Stored items
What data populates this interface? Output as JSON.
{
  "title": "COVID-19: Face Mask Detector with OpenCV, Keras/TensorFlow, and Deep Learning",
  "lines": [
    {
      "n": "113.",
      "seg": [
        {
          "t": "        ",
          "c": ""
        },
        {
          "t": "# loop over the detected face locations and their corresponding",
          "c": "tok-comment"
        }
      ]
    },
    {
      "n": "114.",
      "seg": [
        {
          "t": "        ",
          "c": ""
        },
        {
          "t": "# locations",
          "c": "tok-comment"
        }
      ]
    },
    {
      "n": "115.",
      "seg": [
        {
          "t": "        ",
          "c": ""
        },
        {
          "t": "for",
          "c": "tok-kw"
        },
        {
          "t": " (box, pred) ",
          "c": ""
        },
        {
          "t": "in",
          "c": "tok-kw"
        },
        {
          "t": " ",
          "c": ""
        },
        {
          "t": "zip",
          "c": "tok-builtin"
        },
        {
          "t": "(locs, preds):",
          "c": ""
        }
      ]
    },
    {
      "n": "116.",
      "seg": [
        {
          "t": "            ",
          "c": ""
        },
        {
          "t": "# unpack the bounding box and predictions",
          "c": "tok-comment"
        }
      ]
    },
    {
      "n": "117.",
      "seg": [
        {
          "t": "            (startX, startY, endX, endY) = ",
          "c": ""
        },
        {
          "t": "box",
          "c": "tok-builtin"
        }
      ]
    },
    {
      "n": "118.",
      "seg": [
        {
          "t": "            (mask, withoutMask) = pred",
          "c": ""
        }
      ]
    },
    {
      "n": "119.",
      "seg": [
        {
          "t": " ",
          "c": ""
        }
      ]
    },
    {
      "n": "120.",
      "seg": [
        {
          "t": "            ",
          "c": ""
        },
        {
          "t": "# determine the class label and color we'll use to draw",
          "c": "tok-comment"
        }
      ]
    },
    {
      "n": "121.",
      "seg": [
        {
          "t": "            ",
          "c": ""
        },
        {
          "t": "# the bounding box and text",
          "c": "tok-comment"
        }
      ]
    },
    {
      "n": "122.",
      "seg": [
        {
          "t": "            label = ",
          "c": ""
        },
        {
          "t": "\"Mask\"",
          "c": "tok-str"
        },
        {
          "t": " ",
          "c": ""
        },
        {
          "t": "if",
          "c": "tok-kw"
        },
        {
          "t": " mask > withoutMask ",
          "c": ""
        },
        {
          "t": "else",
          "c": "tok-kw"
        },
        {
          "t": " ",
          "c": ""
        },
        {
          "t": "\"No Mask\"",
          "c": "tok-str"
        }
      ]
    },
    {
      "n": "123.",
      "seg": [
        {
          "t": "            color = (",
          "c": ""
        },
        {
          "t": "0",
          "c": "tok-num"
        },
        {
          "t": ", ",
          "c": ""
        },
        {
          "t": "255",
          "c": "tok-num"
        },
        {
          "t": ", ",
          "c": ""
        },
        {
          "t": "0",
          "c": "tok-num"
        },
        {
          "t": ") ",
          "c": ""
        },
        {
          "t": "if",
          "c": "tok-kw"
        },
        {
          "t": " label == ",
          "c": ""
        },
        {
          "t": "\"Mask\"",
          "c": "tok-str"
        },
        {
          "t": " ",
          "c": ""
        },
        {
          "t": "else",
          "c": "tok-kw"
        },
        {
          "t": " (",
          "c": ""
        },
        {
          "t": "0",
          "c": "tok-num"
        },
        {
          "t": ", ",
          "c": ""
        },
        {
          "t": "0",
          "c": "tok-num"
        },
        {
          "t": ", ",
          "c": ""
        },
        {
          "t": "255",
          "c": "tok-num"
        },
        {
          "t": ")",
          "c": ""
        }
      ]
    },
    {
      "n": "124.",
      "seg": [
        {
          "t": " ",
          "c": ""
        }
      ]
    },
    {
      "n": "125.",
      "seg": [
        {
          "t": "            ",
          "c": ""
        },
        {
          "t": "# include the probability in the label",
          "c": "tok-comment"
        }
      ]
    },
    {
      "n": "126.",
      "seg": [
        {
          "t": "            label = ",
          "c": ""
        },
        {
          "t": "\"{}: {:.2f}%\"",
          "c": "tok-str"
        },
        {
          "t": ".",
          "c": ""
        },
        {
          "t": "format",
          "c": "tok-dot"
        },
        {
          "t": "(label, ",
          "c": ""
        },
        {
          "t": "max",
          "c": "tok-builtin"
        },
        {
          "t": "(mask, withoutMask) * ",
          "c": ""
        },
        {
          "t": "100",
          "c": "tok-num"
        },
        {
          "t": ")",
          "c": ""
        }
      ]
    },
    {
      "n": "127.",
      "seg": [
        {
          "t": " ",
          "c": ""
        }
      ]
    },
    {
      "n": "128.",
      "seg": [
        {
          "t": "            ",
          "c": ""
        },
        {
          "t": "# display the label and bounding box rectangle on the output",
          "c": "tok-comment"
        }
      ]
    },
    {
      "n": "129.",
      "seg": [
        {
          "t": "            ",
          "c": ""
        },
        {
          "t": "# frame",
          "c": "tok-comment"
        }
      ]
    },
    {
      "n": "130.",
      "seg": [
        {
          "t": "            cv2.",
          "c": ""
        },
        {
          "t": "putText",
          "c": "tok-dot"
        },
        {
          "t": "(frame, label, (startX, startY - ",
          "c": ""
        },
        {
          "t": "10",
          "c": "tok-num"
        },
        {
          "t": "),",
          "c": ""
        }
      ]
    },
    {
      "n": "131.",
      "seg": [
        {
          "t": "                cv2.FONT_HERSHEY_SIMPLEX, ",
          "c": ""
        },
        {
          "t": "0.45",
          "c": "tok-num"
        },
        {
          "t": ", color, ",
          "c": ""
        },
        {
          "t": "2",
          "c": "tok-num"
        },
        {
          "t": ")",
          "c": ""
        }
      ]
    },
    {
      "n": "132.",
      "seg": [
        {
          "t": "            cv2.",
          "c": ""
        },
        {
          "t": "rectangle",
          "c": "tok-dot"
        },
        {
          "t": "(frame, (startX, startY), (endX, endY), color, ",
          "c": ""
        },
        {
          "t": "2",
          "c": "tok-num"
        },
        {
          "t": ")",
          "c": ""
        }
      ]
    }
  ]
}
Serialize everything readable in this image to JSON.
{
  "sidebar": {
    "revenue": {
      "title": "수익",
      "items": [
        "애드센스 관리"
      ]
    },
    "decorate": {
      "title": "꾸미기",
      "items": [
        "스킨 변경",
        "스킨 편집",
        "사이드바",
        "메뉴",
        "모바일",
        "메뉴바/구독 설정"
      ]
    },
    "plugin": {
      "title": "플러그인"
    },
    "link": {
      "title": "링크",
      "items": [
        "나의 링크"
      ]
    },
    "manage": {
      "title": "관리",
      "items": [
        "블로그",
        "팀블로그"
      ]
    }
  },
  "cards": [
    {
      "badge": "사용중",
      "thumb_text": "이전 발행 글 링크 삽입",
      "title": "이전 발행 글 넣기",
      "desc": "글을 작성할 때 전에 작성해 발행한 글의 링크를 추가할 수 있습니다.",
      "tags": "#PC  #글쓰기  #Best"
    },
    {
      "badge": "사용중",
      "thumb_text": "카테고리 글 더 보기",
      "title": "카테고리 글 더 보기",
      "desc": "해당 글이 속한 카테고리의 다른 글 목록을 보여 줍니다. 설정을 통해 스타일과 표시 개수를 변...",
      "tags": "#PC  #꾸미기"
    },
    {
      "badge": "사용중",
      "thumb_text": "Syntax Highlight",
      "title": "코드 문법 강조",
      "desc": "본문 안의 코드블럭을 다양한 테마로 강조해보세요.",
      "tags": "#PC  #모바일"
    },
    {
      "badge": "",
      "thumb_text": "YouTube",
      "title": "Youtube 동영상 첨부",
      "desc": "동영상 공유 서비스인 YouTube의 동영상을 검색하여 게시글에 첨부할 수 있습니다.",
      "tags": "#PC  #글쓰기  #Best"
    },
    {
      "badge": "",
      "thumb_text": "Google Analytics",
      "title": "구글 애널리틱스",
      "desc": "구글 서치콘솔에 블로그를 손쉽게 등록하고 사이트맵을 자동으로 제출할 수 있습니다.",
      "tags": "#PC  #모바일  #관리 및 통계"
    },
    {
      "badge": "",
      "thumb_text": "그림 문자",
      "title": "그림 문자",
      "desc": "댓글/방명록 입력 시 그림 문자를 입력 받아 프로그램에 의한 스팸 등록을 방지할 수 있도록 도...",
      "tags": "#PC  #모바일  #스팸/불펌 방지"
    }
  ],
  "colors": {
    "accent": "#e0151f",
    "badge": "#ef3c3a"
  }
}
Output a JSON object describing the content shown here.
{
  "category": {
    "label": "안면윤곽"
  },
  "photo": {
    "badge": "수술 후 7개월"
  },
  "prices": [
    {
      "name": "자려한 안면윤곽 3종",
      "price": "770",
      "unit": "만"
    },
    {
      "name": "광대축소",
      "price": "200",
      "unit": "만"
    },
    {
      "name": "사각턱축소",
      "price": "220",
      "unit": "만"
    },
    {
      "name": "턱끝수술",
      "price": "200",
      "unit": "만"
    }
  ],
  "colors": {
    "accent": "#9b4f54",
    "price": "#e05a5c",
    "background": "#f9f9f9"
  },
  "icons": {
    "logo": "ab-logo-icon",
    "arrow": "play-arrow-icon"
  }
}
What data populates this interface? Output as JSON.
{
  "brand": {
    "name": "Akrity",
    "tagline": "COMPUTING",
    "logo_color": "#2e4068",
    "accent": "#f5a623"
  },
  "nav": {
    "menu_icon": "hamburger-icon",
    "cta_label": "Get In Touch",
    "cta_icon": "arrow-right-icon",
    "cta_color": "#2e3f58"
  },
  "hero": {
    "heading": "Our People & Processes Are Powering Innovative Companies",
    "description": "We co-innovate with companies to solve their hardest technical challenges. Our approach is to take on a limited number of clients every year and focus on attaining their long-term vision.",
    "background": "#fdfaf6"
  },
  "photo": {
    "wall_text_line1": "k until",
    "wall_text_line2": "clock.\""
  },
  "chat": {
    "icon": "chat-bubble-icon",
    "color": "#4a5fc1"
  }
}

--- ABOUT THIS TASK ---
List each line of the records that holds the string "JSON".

--- ANSWER AREA ---
What data populates this interface? Output as JSON.
Serialize everything readable in this image to JSON.
Output a JSON object describing the content shown here.
What data populates this interface? Output as JSON.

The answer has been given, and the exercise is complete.